Dataset rows for apps and sites
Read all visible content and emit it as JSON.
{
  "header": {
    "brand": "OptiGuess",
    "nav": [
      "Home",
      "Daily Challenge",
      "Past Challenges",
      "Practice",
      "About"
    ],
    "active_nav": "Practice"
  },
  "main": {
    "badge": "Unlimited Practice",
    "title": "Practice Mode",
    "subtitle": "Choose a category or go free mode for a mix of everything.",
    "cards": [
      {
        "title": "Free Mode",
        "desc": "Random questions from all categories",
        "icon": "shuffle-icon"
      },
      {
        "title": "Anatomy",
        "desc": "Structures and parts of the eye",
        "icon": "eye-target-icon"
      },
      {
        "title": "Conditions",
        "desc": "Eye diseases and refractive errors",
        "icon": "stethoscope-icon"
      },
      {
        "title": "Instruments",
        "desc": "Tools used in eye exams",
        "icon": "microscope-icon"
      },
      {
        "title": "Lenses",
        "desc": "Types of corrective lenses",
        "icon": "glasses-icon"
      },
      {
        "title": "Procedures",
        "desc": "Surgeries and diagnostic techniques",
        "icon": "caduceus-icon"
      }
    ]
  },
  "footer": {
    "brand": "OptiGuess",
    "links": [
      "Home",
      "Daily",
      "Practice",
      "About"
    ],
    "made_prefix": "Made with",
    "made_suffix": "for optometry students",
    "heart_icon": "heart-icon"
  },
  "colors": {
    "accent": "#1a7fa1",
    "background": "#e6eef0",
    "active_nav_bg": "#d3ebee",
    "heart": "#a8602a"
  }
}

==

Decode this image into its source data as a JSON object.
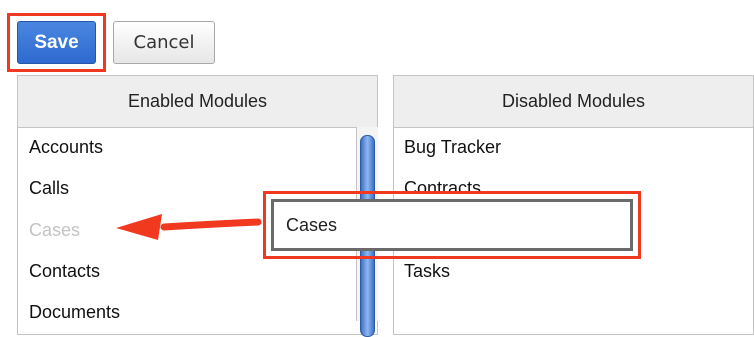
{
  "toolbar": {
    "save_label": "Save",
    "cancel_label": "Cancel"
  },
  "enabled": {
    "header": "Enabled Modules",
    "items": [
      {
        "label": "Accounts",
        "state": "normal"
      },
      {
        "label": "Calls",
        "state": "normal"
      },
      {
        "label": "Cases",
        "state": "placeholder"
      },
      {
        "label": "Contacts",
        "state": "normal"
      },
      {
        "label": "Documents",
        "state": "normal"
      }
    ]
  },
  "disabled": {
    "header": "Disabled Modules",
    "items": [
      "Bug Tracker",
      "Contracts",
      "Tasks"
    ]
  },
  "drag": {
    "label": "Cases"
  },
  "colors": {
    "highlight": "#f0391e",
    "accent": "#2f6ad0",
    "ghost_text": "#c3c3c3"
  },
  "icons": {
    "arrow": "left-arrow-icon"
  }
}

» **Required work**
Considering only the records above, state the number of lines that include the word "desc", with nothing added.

» **Reply**
6